Dataset rows describing interfaces:
________________

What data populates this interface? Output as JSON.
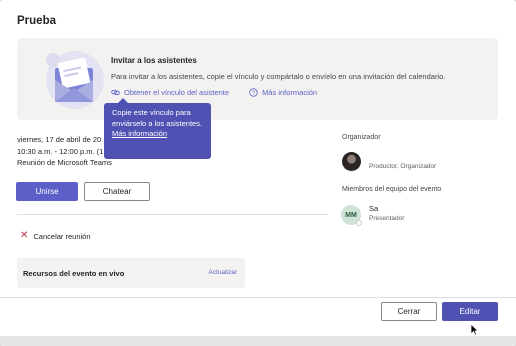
{
  "dialog": {
    "title": "Prueba"
  },
  "banner": {
    "heading": "Invitar a los asistentes",
    "text": "Para invitar a los asistentes, copie el vínculo y compártalo o envíelo en una invitación del calendario.",
    "link_copy": "Obtener el vínculo del asistente",
    "link_more": "Más información",
    "icons": {
      "link": "link-icon",
      "info": "info-icon",
      "illustration": "envelope-illustration"
    }
  },
  "tooltip": {
    "text": "Copie este vínculo para enviárselo a los asistentes.",
    "link": "Más información"
  },
  "event": {
    "date": "viernes, 17 de abril de 20",
    "time": "10:30 a.m. - 12:00 p.m. (1",
    "location": "Reunión de Microsoft Teams"
  },
  "actions": {
    "join": "Unirse",
    "chat": "Chatear"
  },
  "cancel_meeting": {
    "label": "Cancelar reunión",
    "icon": "close-icon"
  },
  "resources": {
    "title": "Recursos del evento en vivo",
    "update": "Actualizar"
  },
  "organizer": {
    "section_label": "Organizador",
    "role": "Productor, Organizador"
  },
  "team": {
    "section_label": "Miembros del equipo del evento",
    "initials": "MM",
    "name": "Sa",
    "role": "Presentador"
  },
  "footer": {
    "close": "Cerrar",
    "edit": "Editar"
  },
  "colors": {
    "accent": "#5b5fc7",
    "accent_dark": "#4f52b2",
    "danger": "#c4314b"
  }
}
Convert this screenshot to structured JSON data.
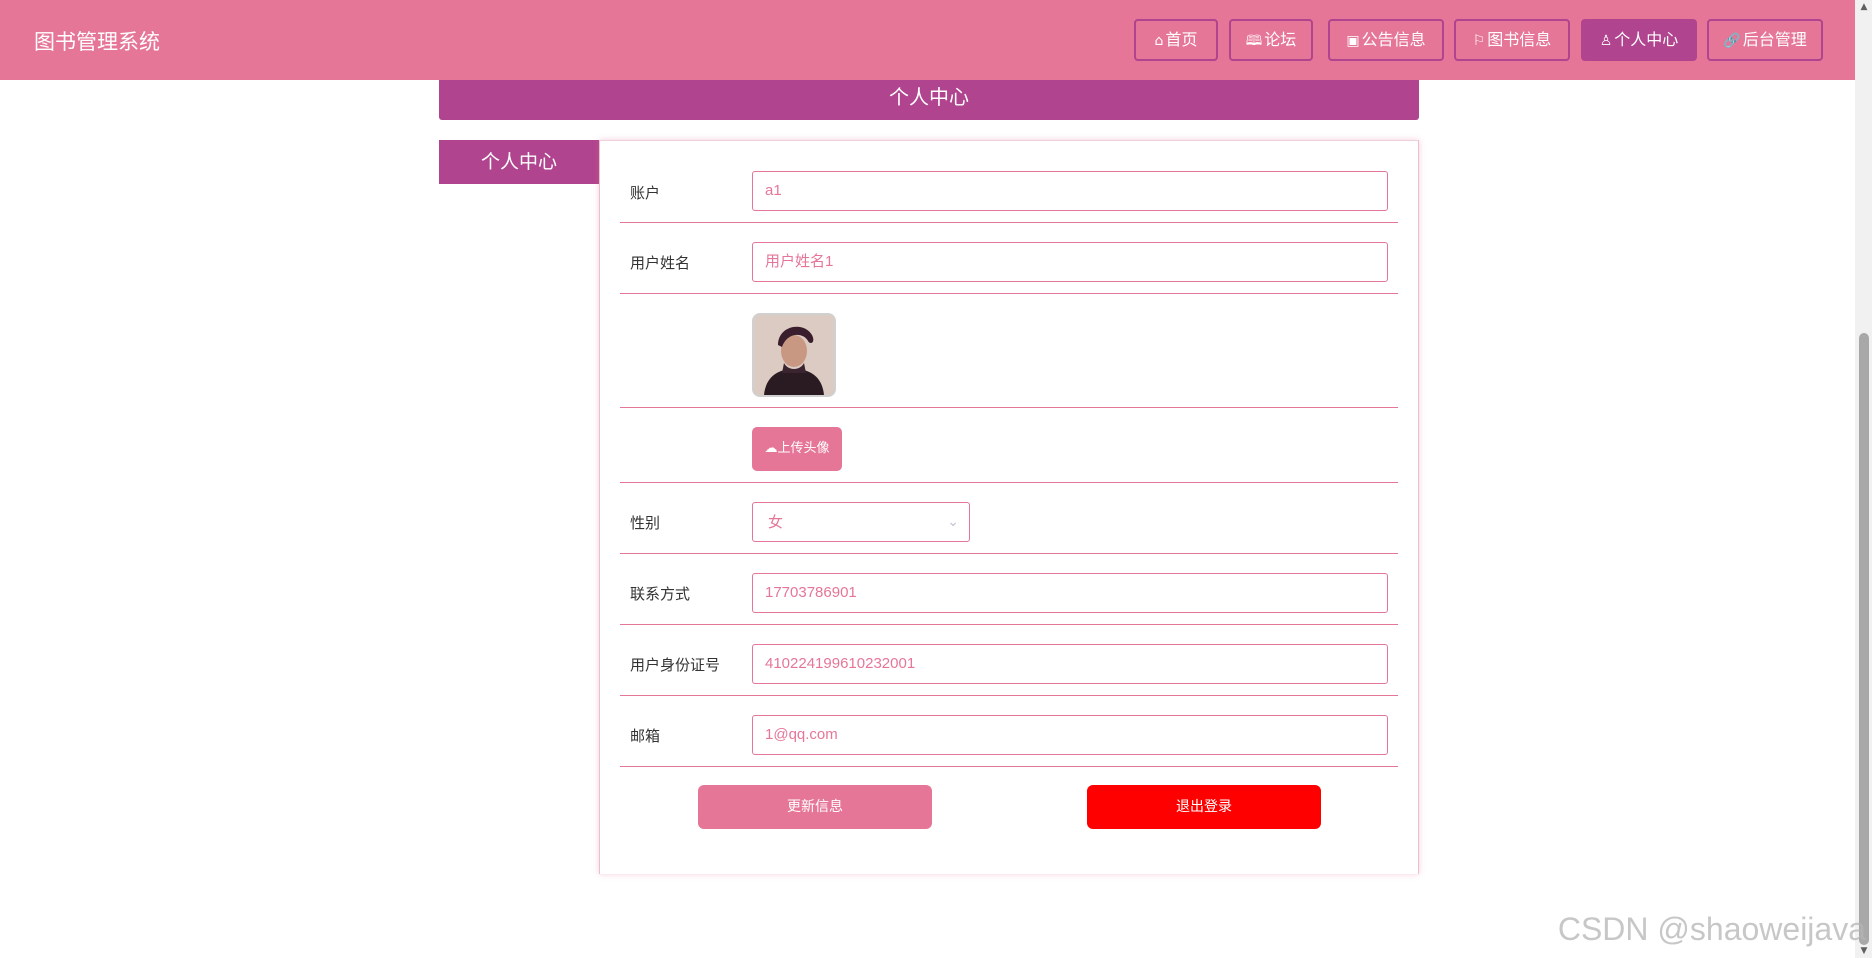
{
  "header": {
    "brand": "图书管理系统",
    "nav": [
      {
        "icon": "home-icon",
        "glyph": "⌂",
        "label": "首页",
        "active": false
      },
      {
        "icon": "book-open-icon",
        "glyph": "🕮",
        "label": "论坛",
        "active": false
      },
      {
        "icon": "gift-icon",
        "glyph": "▣",
        "label": "公告信息",
        "active": false
      },
      {
        "icon": "flag-icon",
        "glyph": "⚐",
        "label": "图书信息",
        "active": false
      },
      {
        "icon": "user-icon",
        "glyph": "♙",
        "label": "个人中心",
        "active": true
      },
      {
        "icon": "link-icon",
        "glyph": "🔗",
        "label": "后台管理",
        "active": false
      }
    ]
  },
  "page": {
    "title": "个人中心",
    "left_tab": "个人中心"
  },
  "form": {
    "account": {
      "label": "账户",
      "value": "a1"
    },
    "username": {
      "label": "用户姓名",
      "value": "用户姓名1"
    },
    "upload_button": "上传头像",
    "gender": {
      "label": "性别",
      "value": "女"
    },
    "phone": {
      "label": "联系方式",
      "value": "17703786901"
    },
    "id_number": {
      "label": "用户身份证号",
      "value": "410224199610232001"
    },
    "email": {
      "label": "邮箱",
      "value": "1@qq.com"
    },
    "update_button": "更新信息",
    "logout_button": "退出登录"
  },
  "watermark": "CSDN @shaoweijava",
  "colors": {
    "primary": "#e57697",
    "accent": "#b0448e",
    "danger": "#ff0000"
  }
}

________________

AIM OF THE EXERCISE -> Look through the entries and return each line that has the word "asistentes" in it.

TASK OUTPUT ->
    "heading": "Invitar a los asistentes",
    "text": "Para invitar a los asistentes, copie el vínculo y compártalo o envíelo en una invitación del calendario.",
    "text": "Copie este vínculo para enviárselo a los asistentes.",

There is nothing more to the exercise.